-- Provided data follows --
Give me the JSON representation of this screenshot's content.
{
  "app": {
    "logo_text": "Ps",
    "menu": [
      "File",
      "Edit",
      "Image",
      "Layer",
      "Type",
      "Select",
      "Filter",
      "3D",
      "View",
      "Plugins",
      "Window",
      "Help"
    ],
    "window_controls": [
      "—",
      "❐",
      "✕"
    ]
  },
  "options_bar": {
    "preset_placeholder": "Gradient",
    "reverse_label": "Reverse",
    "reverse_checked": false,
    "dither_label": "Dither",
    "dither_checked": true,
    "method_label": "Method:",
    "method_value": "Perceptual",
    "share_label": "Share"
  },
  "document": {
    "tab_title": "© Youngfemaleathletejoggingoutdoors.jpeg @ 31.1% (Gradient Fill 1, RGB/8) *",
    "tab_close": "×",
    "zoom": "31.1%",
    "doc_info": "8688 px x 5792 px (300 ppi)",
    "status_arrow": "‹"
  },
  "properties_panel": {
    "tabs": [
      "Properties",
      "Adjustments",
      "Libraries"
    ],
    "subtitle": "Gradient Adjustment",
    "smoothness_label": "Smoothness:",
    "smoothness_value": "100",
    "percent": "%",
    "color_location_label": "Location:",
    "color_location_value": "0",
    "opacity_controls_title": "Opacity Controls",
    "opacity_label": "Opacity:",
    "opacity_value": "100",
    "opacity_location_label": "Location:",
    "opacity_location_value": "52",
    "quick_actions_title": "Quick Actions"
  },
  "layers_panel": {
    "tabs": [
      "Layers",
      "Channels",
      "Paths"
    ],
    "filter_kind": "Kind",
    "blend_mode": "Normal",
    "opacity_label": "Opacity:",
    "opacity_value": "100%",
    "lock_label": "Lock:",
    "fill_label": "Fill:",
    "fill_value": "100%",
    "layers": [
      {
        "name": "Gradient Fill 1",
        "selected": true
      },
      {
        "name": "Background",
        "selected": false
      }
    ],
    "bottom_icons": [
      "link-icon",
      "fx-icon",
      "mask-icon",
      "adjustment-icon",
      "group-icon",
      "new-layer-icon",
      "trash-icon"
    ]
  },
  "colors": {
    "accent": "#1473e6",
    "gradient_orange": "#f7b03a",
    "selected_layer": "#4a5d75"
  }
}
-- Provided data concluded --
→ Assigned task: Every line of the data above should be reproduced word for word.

→ Answer box:
Give me the JSON representation of this screenshot's content.
{
  "app": {
    "logo_text": "Ps",
    "menu": [
      "File",
      "Edit",
      "Image",
      "Layer",
      "Type",
      "Select",
      "Filter",
      "3D",
      "View",
      "Plugins",
      "Window",
      "Help"
    ],
    "window_controls": [
      "—",
      "❐",
      "✕"
    ]
  },
  "options_bar": {
    "preset_placeholder": "Gradient",
    "reverse_label": "Reverse",
    "reverse_checked": false,
    "dither_label": "Dither",
    "dither_checked": true,
    "method_label": "Method:",
    "method_value": "Perceptual",
    "share_label": "Share"
  },
  "document": {
    "tab_title": "© Youngfemaleathletejoggingoutdoors.jpeg @ 31.1% (Gradient Fill 1, RGB/8) *",
    "tab_close": "×",
    "zoom": "31.1%",
    "doc_info": "8688 px x 5792 px (300 ppi)",
    "status_arrow": "‹"
  },
  "properties_panel": {
    "tabs": [
      "Properties",
      "Adjustments",
      "Libraries"
    ],
    "subtitle": "Gradient Adjustment",
    "smoothness_label": "Smoothness:",
    "smoothness_value": "100",
    "percent": "%",
    "color_location_label": "Location:",
    "color_location_value": "0",
    "opacity_controls_title": "Opacity Controls",
    "opacity_label": "Opacity:",
    "opacity_value": "100",
    "opacity_location_label": "Location:",
    "opacity_location_value": "52",
    "quick_actions_title": "Quick Actions"
  },
  "layers_panel": {
    "tabs": [
      "Layers",
      "Channels",
      "Paths"
    ],
    "filter_kind": "Kind",
    "blend_mode": "Normal",
    "opacity_label": "Opacity:",
    "opacity_value": "100%",
    "lock_label": "Lock:",
    "fill_label": "Fill:",
    "fill_value": "100%",
    "layers": [
      {
        "name": "Gradient Fill 1",
        "selected": true
      },
      {
        "name": "Background",
        "selected": false
      }
    ],
    "bottom_icons": [
      "link-icon",
      "fx-icon",
      "mask-icon",
      "adjustment-icon",
      "group-icon",
      "new-layer-icon",
      "trash-icon"
    ]
  },
  "colors": {
    "accent": "#1473e6",
    "gradient_orange": "#f7b03a",
    "selected_layer": "#4a5d75"
  }
}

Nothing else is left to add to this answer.